June 2 @ 6:30 pm - 8:00 pm
Now more than ever, women are stepping forward to lead. And, post the Me Too movement, there is an increasing demand for these women to feel safe, whole, and empowered at work. When they do, they are bringing new skills, new ideas and new insights to bare on industry-wide problems that are chancing the landscape of innovation.
Unfortunately, both companies and leaders themselves are still grappling with the leadership cliff: the tendency for women to get stuck in mid-level leadership roles, failing to advance to the executive level. What’s more, women who do reach the executive level report less job satisfaction than their male counterparts on average.
Why is this challenge so hard to solve? It turns out that most company-wide trainings that aim to advance female leaders are still focused on just two of three critical domains: ending unconscious bias and building workplace skills. The third area, leadership embodiment, remains poorly understood – and relatively untouched. Taking a page from the book of cognitive neuroscience and trauma healing research, the leadership embodiment approach acknowledges that a legacy of patriarchal programming still lives in the psyches of women in the workplace.
Having been forced to navigate environments that weren’t consistently conducive to their safety, dignity, or true belonging, many women have left parts of themselves behind, and developed unconscious physical, mental and emotional survival strategies, in order to get ahead in the workplace. This is especially true in traditionally male-dominated industries like science, technology, finance. While it works in the short run, this unconscious decision leads to deeply embedded, counterproductive behaviors that are hard to see and even harder to change. The result? Burnout, confusion, plateaus, and frustration.

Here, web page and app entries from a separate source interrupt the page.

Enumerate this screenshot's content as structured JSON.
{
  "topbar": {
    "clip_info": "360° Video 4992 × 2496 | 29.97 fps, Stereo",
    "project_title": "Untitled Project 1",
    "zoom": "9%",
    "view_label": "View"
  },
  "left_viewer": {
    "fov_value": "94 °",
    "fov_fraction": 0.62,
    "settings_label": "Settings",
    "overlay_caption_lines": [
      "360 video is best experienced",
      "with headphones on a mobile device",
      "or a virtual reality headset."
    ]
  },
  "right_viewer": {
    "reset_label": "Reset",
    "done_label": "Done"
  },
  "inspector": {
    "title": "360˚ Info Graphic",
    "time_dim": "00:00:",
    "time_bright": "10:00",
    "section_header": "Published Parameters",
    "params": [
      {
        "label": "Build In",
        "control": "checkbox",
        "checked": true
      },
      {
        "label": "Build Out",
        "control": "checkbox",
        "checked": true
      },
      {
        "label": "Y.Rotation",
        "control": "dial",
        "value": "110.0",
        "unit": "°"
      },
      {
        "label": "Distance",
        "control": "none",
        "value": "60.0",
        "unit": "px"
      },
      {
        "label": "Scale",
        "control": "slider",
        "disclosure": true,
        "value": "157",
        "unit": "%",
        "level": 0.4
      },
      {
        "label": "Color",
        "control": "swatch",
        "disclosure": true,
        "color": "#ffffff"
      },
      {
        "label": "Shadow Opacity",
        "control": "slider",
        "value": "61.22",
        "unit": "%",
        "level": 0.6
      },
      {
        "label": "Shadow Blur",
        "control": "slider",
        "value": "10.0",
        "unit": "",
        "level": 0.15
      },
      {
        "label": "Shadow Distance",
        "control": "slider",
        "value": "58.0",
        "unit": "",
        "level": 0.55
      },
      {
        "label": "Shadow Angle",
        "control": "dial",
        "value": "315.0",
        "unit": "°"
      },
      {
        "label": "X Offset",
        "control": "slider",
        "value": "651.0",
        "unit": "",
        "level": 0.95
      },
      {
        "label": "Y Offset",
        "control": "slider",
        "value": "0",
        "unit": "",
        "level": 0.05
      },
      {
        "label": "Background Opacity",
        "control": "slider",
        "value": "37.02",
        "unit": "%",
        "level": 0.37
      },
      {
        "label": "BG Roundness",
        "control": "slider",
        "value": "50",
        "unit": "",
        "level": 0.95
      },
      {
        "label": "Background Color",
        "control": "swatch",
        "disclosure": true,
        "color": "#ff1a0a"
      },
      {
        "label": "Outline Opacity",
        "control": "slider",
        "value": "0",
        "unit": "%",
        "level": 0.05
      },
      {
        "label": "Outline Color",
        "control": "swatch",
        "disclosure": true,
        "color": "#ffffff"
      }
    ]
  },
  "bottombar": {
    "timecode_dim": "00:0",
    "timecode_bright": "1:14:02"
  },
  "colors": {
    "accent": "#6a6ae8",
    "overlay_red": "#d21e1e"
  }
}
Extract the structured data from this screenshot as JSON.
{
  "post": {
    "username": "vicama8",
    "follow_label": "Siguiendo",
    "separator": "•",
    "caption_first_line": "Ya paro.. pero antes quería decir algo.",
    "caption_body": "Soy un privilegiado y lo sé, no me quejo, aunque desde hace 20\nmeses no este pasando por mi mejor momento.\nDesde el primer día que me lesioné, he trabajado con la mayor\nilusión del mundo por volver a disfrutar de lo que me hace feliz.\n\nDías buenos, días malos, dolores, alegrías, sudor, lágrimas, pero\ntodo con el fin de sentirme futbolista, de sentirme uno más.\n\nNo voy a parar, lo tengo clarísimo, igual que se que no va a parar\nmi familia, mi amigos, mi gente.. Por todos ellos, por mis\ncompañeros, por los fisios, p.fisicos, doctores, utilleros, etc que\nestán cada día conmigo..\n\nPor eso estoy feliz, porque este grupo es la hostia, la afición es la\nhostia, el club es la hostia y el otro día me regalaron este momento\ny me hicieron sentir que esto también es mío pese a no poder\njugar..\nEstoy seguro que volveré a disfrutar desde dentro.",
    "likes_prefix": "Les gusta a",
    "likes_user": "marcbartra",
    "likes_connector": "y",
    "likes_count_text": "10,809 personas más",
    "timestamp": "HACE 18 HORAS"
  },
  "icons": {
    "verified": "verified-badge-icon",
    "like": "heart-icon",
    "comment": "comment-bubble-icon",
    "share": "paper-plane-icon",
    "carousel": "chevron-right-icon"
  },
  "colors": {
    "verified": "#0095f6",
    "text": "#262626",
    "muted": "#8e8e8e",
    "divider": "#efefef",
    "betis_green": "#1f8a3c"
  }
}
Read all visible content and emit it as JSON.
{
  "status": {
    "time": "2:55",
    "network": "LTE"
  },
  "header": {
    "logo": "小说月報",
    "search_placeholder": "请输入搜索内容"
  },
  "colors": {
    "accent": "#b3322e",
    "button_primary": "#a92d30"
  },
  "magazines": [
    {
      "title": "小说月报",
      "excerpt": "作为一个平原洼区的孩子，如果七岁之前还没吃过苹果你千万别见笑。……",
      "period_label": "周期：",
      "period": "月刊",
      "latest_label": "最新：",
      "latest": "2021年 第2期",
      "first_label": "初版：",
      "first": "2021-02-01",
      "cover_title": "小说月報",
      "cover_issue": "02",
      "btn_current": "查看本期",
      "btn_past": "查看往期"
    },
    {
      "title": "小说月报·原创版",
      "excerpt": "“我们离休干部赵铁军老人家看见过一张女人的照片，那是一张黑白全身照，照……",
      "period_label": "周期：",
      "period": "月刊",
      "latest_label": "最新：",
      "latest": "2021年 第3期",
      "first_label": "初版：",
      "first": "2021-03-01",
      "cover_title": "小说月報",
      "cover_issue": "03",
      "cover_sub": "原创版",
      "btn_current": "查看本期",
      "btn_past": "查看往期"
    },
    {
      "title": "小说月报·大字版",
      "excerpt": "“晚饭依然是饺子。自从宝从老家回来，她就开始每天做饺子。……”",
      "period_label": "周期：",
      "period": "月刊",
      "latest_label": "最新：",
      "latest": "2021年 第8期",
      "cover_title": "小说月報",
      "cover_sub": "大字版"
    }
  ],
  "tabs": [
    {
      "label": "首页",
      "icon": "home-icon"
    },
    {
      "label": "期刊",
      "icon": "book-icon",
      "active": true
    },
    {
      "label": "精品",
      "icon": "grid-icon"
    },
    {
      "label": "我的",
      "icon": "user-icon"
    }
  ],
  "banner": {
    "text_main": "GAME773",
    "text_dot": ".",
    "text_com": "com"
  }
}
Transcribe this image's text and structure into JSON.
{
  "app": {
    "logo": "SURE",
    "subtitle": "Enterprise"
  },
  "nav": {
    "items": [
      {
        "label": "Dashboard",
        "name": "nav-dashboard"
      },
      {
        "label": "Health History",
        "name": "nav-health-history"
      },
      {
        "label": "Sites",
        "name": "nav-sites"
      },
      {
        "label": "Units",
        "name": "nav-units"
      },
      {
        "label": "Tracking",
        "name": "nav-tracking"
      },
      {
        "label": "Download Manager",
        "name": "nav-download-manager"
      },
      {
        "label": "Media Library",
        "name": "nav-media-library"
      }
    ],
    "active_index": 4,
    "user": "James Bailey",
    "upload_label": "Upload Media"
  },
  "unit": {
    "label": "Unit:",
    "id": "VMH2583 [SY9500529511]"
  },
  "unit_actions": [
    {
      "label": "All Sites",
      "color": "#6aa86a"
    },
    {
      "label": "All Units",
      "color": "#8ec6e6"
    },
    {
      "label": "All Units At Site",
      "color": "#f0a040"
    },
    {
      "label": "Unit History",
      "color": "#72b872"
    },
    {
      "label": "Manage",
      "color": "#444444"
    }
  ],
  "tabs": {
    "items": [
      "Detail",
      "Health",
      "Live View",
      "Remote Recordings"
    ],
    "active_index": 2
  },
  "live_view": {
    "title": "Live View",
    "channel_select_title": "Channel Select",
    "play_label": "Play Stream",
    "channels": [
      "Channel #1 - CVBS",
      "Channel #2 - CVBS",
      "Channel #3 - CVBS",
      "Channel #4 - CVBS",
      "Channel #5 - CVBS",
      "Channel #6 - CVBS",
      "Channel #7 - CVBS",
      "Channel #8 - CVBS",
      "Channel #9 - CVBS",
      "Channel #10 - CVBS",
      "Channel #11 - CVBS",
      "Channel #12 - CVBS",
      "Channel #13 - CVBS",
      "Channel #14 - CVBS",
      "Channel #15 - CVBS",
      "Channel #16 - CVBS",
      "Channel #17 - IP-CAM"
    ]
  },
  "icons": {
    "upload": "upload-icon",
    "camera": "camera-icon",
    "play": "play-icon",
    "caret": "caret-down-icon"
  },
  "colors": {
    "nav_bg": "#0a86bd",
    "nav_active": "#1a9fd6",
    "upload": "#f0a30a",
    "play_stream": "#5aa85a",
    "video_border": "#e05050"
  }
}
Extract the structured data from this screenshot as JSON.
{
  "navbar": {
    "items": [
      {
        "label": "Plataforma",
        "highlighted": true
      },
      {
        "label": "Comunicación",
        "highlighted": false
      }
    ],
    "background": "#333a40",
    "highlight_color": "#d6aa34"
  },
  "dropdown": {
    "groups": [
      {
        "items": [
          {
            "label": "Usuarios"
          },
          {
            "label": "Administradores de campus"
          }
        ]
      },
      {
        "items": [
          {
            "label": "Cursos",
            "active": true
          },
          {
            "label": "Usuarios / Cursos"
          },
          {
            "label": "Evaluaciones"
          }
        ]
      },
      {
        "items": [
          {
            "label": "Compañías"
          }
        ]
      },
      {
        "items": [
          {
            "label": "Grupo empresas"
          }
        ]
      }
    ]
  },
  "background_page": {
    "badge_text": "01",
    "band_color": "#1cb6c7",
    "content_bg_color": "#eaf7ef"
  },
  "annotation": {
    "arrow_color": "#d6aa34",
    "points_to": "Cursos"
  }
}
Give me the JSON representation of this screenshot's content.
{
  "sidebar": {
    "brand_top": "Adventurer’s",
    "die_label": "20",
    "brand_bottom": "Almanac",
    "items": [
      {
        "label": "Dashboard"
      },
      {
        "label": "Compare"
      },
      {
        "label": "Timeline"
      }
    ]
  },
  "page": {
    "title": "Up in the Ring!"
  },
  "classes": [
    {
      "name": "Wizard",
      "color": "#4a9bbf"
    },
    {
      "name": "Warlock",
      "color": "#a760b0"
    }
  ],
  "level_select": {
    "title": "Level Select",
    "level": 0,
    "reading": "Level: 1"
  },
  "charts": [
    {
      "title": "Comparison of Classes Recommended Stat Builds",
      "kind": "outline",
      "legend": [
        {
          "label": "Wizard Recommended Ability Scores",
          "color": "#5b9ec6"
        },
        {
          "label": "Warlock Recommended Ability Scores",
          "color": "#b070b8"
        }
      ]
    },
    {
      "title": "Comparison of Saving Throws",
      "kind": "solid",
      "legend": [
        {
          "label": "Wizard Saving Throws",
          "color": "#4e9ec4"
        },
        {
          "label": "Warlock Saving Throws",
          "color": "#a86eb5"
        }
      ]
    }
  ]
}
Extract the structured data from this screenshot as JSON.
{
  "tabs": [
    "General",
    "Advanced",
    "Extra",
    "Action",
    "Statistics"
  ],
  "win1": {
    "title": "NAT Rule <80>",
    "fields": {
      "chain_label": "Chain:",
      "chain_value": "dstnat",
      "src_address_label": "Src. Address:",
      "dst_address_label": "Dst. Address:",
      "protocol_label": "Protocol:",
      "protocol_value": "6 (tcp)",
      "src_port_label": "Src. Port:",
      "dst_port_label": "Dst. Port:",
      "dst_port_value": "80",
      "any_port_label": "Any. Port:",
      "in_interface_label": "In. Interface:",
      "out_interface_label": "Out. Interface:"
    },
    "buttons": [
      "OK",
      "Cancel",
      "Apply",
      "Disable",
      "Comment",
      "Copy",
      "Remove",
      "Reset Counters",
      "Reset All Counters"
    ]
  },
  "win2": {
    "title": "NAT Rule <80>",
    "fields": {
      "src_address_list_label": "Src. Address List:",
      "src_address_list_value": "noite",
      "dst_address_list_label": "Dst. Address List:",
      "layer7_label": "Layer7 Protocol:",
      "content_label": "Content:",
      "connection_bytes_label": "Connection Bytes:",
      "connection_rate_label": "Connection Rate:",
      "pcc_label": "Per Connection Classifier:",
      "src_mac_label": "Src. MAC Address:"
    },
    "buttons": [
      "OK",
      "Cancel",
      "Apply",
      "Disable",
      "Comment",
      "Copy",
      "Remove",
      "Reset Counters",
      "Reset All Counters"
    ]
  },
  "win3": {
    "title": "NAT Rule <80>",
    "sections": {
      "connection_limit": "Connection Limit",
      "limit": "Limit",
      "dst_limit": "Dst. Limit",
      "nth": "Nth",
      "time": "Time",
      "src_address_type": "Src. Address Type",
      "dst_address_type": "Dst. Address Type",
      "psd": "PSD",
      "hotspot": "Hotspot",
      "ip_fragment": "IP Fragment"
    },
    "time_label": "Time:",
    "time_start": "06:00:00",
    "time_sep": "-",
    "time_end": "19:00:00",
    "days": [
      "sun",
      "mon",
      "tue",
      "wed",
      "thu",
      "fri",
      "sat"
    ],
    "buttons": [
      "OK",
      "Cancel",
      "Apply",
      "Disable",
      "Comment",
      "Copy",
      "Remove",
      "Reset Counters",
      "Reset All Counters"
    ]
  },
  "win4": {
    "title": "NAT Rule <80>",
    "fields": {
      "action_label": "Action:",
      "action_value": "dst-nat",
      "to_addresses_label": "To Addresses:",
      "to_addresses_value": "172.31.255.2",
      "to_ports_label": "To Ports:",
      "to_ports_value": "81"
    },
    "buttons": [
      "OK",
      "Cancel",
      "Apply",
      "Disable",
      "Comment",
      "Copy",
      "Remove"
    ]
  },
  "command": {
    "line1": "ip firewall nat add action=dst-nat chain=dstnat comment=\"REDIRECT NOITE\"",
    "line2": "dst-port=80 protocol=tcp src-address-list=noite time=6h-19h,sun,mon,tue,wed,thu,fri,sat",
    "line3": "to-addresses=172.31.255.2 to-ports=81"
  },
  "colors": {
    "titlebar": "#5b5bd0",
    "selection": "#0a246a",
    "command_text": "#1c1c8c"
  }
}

In this webinar, LeeAnn Mallorie brings over 15 years of experience coaching innovative female leaders at all levels across a wide array of industries to explore the question: how can I recognize and step out of these strategies myself – and coach the women on my team to do the same?